Kim, G., Hwang, K., & Choi, K. (2019). A promising therapeutic strategy for metastatic gestational trophoblastic disease: Engineered anticancer gene‑expressing stem cells to selectively target choriocarcinoma (Review). Oncology Letters, 17, 2576-2582. https://doi.org/10.3892/ol.2019.9911
MLA
Kim, G., Hwang, K., Choi, K."A promising therapeutic strategy for metastatic gestational trophoblastic disease: Engineered anticancer gene‑expressing stem cells to selectively target choriocarcinoma (Review)". Oncology Letters 17.3 (2019): 2576-2582.
Chicago
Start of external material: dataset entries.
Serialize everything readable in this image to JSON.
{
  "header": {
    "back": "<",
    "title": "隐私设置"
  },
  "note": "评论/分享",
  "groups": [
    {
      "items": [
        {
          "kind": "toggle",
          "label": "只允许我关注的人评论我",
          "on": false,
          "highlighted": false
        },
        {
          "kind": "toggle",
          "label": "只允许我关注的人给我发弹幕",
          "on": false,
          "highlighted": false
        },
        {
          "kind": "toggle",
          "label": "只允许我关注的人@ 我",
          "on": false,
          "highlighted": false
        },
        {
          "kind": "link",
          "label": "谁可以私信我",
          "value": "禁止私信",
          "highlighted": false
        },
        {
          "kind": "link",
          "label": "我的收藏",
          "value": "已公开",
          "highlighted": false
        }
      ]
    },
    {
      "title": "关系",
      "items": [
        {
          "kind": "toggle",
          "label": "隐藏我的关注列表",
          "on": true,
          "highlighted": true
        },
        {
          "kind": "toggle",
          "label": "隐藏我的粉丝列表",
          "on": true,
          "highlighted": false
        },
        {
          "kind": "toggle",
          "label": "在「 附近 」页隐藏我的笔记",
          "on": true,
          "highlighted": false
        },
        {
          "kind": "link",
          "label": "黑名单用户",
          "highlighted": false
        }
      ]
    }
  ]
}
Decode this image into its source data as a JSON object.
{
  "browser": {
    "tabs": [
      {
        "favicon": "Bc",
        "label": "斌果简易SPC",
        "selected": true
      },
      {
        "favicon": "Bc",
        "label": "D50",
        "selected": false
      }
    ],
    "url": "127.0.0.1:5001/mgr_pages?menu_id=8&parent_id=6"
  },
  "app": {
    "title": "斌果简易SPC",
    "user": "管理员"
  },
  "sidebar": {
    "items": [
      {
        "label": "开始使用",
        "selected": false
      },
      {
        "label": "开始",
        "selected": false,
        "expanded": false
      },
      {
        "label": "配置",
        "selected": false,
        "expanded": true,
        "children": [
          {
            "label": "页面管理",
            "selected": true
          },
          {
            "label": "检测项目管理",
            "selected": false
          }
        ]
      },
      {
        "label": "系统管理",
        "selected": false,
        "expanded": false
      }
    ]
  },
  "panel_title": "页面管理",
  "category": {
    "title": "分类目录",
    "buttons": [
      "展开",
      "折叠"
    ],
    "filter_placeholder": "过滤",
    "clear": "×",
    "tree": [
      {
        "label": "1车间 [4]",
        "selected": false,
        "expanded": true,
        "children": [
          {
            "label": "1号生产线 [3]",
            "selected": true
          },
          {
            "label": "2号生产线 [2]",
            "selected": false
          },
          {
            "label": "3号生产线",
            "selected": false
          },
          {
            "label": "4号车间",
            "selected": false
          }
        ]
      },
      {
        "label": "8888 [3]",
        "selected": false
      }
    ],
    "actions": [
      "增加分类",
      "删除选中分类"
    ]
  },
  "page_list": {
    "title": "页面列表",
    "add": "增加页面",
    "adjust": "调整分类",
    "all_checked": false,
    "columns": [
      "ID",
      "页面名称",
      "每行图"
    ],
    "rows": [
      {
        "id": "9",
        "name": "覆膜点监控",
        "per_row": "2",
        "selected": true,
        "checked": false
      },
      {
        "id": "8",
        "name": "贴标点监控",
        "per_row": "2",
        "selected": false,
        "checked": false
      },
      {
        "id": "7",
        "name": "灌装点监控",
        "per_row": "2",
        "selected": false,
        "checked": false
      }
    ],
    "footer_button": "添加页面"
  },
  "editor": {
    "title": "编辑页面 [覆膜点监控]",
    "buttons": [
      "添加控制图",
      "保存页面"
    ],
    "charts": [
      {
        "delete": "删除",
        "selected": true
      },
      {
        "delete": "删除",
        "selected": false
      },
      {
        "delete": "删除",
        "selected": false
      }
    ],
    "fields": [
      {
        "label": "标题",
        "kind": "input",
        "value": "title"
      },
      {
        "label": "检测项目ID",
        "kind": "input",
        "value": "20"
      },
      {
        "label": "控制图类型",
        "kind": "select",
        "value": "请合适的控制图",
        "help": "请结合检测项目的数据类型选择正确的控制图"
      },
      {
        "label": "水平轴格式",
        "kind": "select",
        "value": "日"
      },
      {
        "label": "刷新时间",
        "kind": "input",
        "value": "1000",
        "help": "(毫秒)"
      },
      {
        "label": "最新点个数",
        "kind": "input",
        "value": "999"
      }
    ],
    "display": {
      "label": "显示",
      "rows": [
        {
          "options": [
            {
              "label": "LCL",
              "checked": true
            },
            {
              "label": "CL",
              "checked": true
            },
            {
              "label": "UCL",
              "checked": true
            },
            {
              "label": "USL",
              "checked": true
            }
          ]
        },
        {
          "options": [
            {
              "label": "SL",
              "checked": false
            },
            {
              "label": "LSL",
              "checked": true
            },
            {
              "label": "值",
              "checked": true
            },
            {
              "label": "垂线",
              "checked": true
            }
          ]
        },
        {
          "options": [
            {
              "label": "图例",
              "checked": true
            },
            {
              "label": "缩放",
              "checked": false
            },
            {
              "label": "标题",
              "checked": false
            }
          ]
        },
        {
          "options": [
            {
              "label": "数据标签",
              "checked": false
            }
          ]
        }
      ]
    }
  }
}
Kim, G., Hwang, K., Choi, K."A promising therapeutic strategy for metastatic gestational trophoblastic disease: Engineered anticancer gene‑expressing stem cells to selectively target choriocarcinoma (Review)". Oncology Letters 17, no. 3 (2019): 2576-2582. https://doi.org/10.3892/ol.2019.9911